from Wiktionary, Creative Commons Attribution/Share-Alike License
- adv. Based on experience as opposed to theoretical knowledge.
- adv. Based on data gathered in the real world.
from the GNU version of the Collaborative International Dictionary of English
- adv. By experiment or experience; without science; in the manner of quacks.
from The Century Dictionary and Cyclopedia
- In an empirical manner; by experiment; according to experience; without science; in the manner of quacks.
from WordNet 3.0 Copyright 2006 by Princeton University. All rights reserved.
- adv. in an empirical manner
A key prediction of Williamson's theory, which has also been supported empirically, is therefore that the propensity of economic agents to conduct their transactions inside the boundaries of a firm increases along with the relationship-specific features of their assets.
When we have the technology to measure pain empirically (FMRI maybe?), we can revisit our definitions.
All IDers agree that the question of whether we can infer design empirically is interesting.
What can generally be observed empirically is typically a form of irreducible complexity where if a part is taken away then a lack of function results.

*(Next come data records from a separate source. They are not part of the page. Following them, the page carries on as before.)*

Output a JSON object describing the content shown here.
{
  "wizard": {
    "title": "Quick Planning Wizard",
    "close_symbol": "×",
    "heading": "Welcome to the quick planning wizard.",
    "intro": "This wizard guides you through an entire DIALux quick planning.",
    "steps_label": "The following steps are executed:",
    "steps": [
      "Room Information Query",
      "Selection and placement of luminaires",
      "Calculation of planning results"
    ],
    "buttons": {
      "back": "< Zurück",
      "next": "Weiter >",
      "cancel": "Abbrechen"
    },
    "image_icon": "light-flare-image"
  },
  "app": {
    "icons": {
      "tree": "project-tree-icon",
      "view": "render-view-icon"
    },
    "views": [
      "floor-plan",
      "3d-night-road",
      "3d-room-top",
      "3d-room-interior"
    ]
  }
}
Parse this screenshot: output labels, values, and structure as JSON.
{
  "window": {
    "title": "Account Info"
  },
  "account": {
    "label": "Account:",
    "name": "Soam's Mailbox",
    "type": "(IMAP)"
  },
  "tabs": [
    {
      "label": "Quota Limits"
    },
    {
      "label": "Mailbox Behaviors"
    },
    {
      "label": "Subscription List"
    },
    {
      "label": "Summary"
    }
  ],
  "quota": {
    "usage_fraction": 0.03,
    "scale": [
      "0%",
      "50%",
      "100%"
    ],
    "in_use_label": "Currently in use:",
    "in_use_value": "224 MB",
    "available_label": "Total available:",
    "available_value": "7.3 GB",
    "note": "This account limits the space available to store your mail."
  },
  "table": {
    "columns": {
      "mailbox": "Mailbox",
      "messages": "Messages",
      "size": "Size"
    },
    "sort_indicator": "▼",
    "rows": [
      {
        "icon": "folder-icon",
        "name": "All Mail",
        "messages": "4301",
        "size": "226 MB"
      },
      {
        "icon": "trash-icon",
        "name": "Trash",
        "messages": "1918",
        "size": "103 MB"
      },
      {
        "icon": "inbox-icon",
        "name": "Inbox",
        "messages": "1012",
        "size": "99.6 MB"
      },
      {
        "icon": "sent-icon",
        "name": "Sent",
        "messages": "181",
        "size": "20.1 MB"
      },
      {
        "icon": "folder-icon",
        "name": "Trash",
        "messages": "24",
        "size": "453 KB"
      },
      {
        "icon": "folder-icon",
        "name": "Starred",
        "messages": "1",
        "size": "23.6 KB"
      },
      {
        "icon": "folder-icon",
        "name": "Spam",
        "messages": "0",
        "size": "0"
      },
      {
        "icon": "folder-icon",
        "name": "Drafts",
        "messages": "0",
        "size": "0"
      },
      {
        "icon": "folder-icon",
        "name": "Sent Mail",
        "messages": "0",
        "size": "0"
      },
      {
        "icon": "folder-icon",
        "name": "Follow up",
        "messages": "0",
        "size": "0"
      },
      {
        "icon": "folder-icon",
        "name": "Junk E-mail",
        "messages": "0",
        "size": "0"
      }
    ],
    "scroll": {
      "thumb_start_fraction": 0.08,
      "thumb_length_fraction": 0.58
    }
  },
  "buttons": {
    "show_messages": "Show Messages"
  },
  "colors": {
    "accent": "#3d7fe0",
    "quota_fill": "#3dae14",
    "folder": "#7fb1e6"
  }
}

When discussing limitations of nature (i.e. natural processes would not do X, e.g. convert copper into gold by chemical processes), the common and basic way to test this empirically is to look for exceptional cases that would contradict that hypothesis.
We have also INCREASED revenues to the US Treasury … again empirically measured.

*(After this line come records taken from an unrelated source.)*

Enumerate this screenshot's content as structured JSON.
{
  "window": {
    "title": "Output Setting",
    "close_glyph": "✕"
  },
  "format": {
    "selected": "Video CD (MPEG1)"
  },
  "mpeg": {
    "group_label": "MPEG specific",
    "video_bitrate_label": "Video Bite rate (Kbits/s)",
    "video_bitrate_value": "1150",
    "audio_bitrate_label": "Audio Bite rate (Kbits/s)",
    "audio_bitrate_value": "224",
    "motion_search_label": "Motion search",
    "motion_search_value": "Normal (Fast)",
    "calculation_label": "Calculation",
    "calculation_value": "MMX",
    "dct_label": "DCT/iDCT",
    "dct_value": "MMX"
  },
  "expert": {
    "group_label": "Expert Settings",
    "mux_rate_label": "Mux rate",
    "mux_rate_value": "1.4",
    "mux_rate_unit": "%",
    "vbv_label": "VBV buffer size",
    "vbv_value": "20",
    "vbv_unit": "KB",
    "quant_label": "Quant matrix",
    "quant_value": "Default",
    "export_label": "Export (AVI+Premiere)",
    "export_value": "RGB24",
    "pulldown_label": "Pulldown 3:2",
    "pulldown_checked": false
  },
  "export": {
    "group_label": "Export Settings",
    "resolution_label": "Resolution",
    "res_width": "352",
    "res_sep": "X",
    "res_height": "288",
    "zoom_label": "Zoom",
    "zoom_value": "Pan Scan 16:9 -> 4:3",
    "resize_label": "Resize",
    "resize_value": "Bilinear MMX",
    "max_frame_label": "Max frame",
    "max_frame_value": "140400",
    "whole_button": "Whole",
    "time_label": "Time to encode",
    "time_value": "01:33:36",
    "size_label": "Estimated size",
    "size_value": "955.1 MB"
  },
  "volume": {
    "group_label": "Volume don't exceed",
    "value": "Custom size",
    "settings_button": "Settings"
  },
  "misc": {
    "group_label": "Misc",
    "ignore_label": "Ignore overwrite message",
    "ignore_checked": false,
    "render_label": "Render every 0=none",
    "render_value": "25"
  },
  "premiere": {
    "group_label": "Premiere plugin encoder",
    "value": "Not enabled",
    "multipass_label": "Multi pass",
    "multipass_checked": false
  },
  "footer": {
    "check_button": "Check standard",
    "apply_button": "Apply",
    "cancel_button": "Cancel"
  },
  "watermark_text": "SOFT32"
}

“We have also INCREASED revenues to the US Treasury â€ ¦ again empirically measured.”
Linguistics regarding philosophy's origination in empirically definable "facts of language."

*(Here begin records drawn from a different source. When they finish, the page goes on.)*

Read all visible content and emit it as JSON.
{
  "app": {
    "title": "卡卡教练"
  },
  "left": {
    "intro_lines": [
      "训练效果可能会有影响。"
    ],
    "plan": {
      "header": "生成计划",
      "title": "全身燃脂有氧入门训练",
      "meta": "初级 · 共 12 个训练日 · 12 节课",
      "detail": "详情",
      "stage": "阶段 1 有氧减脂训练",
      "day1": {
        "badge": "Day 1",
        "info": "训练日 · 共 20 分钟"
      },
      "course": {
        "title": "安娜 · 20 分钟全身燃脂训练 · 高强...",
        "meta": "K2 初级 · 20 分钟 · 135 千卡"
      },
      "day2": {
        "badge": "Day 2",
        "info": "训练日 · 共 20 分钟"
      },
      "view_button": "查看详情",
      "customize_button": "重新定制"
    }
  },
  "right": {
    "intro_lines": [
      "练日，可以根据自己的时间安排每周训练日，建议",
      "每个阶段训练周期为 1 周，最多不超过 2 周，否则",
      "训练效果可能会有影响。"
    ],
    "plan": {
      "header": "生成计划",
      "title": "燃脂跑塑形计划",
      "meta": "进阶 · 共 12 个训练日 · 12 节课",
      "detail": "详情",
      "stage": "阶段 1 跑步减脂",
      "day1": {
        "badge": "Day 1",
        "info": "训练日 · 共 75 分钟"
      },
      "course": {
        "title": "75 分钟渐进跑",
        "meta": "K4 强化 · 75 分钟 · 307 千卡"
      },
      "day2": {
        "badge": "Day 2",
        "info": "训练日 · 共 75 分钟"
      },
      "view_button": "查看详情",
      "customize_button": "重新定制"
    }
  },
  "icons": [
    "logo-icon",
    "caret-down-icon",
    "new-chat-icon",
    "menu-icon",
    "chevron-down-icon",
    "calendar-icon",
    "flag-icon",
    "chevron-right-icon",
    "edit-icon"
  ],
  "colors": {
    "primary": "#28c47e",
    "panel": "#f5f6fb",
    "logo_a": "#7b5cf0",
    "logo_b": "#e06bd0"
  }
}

He sometimes seemed to think that he could reconcile the two commitments empirically, that is, by noting that when people act to promote the good they are helping themselves, too.
For example, expertise is valued highly, so that sources of personal power in bases of expert power and referent power are likely to be correlated empirically, that is, lodged in the same people.